Crumpets, bacon and egg would be worthy of Christmas morning round here, and while I agree with Mrs BB in principle, I have been known to succumb to Paxo sage and onion when I've seen it. And I used up a quarter kilo of my precious 10 kilos Ryanair luggage allowance on my way home last time with a Soreen malt loaf.

Princeling eats cassoulet like many British infants eat beans on toast, but it may well be out of a tin.

Barrett Bonden said...

EB: Your wish is my command (see above). I checked out Wordpress and note it's a more glamorous form of blog than Blogger. Prettier. I'm not sure what else it does.

RW (zS): Crumpet: For one thing crumpet is a synonym (vulg.) for pulchritude, as in: "We went to the dance but didn't see any crumpet." Otherwise it's a 5½-in. dia. disc of bready substance, with holes drilled into it on one side, and a slightly leathery skin which is heated under the grill and (as far as the BBs are concerned) used as the basis for something savoury. Occasionally just melted butter. A tea-time snack on a cold day. Only alcoholics would use it as an accompaniment for beer

M-L: It's only two short steps from wit to teasing to being wounding. In fact I thought I'd recently transgressed this way on your blog having left a huge post with you which never subsequently appeared. Too wounding, I thought.

Lucy: Yeah, it's kinda anti-climax to find that, after a huge cultural crusade (careful with that word these days), you find the stuff's available in a supermarket. I like TL because of its well-judged sweetnes. I can't stand over-sweet, esp with chocolate, and once allowed one of my daughters to feed a creme egg (not knowing what it was) into my mouth while driving, and nearly honked over the steering wheel.
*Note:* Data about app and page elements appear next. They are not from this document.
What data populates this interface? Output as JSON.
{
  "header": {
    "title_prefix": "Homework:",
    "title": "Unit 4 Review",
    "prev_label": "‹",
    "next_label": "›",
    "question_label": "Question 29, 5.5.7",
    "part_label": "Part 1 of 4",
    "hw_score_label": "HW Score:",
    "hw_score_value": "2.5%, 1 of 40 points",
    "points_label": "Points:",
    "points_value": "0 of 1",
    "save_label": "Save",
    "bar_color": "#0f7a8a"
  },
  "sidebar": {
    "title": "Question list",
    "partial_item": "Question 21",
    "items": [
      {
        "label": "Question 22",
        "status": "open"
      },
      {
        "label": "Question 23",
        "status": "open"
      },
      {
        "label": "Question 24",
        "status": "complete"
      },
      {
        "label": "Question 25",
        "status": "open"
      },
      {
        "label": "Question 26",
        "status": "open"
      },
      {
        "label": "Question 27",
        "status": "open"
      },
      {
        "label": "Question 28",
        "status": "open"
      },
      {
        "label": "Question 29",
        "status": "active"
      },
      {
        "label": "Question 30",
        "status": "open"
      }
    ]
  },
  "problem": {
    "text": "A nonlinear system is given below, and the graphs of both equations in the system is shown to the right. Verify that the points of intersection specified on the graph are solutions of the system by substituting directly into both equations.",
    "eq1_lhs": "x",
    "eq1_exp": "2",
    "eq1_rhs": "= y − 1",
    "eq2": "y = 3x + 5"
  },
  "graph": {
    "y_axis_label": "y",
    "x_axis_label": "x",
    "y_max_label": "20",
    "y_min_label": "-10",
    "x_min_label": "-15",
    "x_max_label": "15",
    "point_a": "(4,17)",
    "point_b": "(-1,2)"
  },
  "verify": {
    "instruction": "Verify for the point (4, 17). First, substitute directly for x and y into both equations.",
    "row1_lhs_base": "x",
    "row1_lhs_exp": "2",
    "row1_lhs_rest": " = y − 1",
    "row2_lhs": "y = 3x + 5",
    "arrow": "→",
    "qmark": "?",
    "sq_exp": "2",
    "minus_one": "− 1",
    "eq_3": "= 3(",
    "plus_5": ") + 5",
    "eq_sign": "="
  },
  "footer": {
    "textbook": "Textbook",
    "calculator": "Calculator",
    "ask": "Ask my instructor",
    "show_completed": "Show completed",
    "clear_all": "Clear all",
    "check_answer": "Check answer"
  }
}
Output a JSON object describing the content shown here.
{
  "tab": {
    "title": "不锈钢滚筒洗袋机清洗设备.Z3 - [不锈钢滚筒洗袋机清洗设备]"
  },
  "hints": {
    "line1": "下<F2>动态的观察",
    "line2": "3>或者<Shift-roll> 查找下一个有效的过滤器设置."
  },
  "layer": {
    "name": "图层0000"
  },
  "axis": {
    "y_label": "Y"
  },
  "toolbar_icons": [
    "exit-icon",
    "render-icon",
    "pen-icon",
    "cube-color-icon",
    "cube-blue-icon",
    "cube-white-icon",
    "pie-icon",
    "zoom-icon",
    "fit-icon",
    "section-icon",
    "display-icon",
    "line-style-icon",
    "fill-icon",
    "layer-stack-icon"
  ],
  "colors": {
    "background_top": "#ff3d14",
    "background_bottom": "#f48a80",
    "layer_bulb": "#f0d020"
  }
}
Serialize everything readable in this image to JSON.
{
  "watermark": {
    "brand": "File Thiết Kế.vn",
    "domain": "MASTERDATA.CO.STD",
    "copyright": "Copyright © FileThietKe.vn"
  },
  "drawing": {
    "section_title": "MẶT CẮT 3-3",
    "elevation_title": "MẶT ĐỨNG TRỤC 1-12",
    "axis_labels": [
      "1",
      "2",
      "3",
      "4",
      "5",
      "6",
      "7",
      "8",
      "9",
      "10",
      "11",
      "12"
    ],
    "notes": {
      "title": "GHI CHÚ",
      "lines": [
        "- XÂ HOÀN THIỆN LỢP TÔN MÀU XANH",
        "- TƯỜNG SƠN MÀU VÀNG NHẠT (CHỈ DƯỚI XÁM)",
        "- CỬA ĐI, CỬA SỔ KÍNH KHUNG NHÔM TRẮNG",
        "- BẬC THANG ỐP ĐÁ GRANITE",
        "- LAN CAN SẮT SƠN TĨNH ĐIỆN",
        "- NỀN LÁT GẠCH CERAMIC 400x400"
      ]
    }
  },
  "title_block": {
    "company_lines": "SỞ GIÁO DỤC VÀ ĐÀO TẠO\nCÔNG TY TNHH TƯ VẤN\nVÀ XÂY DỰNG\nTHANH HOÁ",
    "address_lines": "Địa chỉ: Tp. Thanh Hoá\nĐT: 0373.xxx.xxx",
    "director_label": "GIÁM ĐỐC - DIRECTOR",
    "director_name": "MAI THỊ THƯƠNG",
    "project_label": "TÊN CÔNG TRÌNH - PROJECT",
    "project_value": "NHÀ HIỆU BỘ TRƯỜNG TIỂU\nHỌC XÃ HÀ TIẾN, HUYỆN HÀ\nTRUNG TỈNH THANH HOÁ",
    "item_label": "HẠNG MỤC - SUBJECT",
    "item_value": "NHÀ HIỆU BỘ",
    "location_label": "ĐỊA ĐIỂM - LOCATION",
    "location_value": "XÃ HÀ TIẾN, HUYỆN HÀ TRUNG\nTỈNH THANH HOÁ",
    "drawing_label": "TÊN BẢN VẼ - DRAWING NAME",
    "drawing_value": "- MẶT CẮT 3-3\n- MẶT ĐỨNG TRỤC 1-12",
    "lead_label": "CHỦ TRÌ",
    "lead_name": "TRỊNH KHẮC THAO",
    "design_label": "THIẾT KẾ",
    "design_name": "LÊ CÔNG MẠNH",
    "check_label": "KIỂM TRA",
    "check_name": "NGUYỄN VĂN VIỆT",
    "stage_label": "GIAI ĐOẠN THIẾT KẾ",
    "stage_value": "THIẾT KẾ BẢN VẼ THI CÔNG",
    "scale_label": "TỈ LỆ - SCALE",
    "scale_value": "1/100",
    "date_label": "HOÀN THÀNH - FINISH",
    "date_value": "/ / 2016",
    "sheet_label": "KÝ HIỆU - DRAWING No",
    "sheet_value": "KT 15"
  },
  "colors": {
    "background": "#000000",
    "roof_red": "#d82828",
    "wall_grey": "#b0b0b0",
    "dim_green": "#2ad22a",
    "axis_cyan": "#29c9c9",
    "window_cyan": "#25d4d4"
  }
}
Malt loaf's fine and we're both addicts. But should we ever meet again I'd avoid references to Paxo. Mrs BB doesn't do rudeness but you'll notice a middle-class tightening of the bottom jaw. Actually that isn't the sticking point about stuffing; it's made-up dishes in the supermarket ("foreign kickshaws") that involve stuffing she's against. Given the elaboracy (doesn't exist; needs inventing) of the reports from your kitchen I would have thought Paxo was a fairly rare example of your backsliding. Mrs BB's stuffing is more like an extra serving of vegetable, with onions predominant. I seem to be in dangerous territory here and feel inclined to delete the third part of this comment. West Riding meanness will probably ensure this doesn't happen.

Julia said...

Stuffing (otherwise known as dressing in the South) is easier than pie, and usually involves day old cornbread around here. Does Mrs BB add starch to her onions and other vegetables?

Boyo - is this a Masterchef reference by any chance?

Barrett Bonden said...

Julia: Boyo is a lazy sentence suffix to indicate that a Welsh person is speaking. In this case (since Abergavenny is in Wales) there's an imaginary dialogue going on with a Welsh person pointing out my inadequacies. Perhaps too ambitious for a 300-word post.